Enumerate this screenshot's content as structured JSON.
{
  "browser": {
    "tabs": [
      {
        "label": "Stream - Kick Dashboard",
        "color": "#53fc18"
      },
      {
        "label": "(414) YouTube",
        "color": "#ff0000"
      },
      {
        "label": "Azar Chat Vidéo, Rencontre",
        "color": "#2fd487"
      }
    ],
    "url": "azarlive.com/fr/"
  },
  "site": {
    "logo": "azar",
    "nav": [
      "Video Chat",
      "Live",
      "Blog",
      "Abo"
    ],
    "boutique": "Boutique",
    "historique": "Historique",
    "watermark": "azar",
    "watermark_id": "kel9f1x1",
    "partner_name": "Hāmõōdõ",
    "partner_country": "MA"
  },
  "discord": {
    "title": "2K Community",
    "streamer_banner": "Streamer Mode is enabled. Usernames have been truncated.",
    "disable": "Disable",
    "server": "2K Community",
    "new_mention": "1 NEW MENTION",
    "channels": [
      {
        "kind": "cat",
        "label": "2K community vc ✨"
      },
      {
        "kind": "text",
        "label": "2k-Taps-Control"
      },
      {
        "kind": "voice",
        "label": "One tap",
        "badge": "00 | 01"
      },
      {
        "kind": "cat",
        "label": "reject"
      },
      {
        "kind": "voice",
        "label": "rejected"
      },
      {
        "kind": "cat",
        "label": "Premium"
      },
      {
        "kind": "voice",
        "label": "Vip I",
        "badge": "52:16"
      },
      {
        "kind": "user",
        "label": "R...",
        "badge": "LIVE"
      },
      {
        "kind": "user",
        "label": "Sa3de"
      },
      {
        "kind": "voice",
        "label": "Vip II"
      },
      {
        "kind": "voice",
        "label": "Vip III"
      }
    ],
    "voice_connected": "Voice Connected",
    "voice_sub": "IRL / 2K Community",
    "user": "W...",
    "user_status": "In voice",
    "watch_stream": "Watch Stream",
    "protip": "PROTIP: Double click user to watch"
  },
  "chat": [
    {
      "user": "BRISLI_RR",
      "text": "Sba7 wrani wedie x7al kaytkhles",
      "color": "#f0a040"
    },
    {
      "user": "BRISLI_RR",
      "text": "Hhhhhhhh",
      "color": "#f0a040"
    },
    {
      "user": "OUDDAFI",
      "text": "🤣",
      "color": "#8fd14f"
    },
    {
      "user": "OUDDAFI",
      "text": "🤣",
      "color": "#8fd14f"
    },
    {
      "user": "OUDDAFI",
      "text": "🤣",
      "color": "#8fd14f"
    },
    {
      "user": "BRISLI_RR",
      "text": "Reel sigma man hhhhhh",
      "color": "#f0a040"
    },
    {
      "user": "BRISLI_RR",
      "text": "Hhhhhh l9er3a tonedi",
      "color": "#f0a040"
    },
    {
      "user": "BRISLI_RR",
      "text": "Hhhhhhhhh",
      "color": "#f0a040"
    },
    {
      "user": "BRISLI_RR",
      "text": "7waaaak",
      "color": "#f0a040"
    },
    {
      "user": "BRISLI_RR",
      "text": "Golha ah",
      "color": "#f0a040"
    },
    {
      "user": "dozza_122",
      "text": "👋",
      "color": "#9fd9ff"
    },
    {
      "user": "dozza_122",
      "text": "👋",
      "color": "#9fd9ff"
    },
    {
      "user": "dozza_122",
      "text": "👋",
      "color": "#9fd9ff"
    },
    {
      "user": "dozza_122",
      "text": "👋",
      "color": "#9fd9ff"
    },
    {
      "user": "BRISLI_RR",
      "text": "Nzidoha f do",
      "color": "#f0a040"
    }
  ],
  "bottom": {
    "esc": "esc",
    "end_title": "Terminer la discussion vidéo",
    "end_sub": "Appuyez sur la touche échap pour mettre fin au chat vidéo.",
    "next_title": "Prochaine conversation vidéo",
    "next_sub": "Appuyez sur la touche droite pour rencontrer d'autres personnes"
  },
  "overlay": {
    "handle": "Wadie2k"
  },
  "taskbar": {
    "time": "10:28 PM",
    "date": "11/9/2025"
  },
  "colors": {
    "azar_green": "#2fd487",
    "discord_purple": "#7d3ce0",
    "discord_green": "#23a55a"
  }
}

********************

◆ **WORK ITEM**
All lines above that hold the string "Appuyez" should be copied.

◆ **YOUR RESPONSE**
    "end_sub": "Appuyez sur la touche échap pour mettre fin au chat vidéo.",
    "next_sub": "Appuyez sur la touche droite pour rencontrer d'autres personnes"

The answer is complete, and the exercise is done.